Wilms tumor with intravascular tumor thrombus
Wilms tumor (WT) is one of the most common solid tumors in children. It is the second most common extracranial solid tumor after neuroblastoma. WT has a strong tendency to invade blood vessels in the form of tumor thrombus, into the renal veins, and inferior vena cava and even into the right atrium. Extension of tumor thrombus along to the renal vein into the inferior vena cava occurs in 4-10% of all patients. Tumor thrombus extending to the right atrium is less reported as 0.7-1%. WT with renal vein thrombus has been reported to be more common in the right kidney because of the shorter right renal vein. Most patients with tumor thrombus are asymptomatic and diagnosis is only made on imaging investigations. Several imaging modalities including computed tomography (CT), magnetic resonance imaging (MRI) and Doppler ultrasonography (USG) can demonstrate intravascular tumor thrombus before surgery. In addition to CT and MRI, Doppler USG is reliable in demonstrating the presence and extent of inferior vena cava tumor thrombus. The management of WT with tumor thrombus is determined by multiple factors such as extent of tumor thrombus, chemotherapy response of the tumor. Now, it is generally recommended to use preoperative chemotherapy to a patient presenting with intravascular tumor thrombus. This approach is helpful to decrease the extent of the vascular thrombus which facilitates surgical excision. Most intracaval and intraatrial thrombi in WT show a response to chemotherapy. Neoadjuvant chemotherapy causes tumor regression in nearly half of the patients. Most of them can be managed without the need for cardiac bypass surgery. The decision of initial surgery or preoperative chemotherapy should be carefully determined on every case. Primary surgery would only be indicated in a patient who is unstable because of thrombus that might dislodge and cause acute symptoms.
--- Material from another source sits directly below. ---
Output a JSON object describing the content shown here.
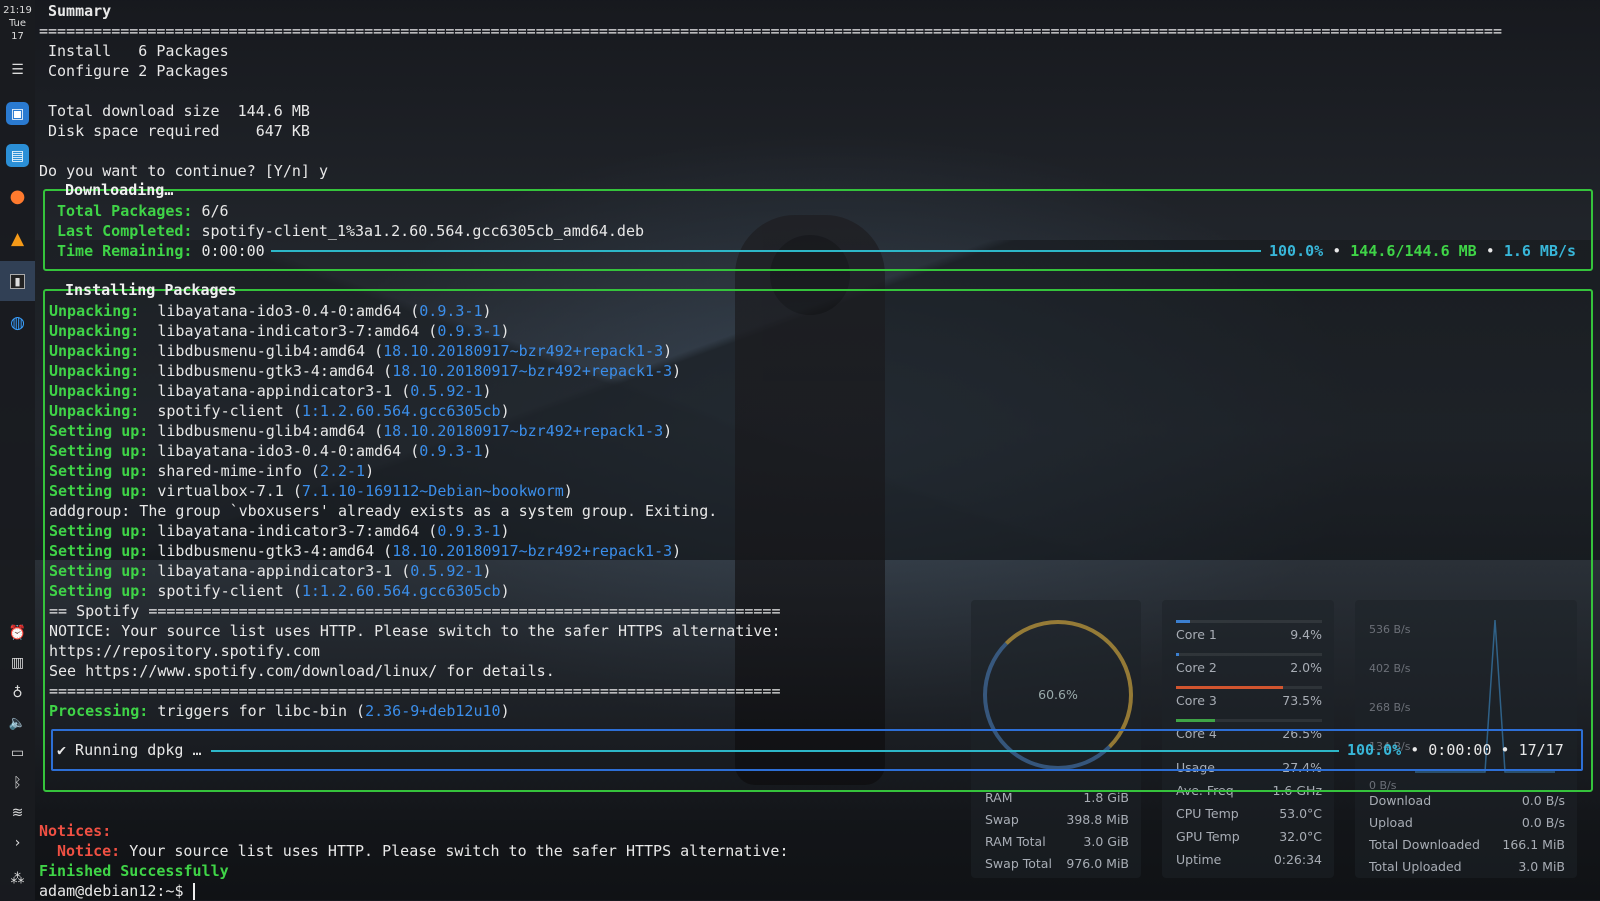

Presence of tumor thrombus in WT needs for multidisciplinary care including pediatric oncologists, pediatric surgeons, and pediatric cardiac surgeons.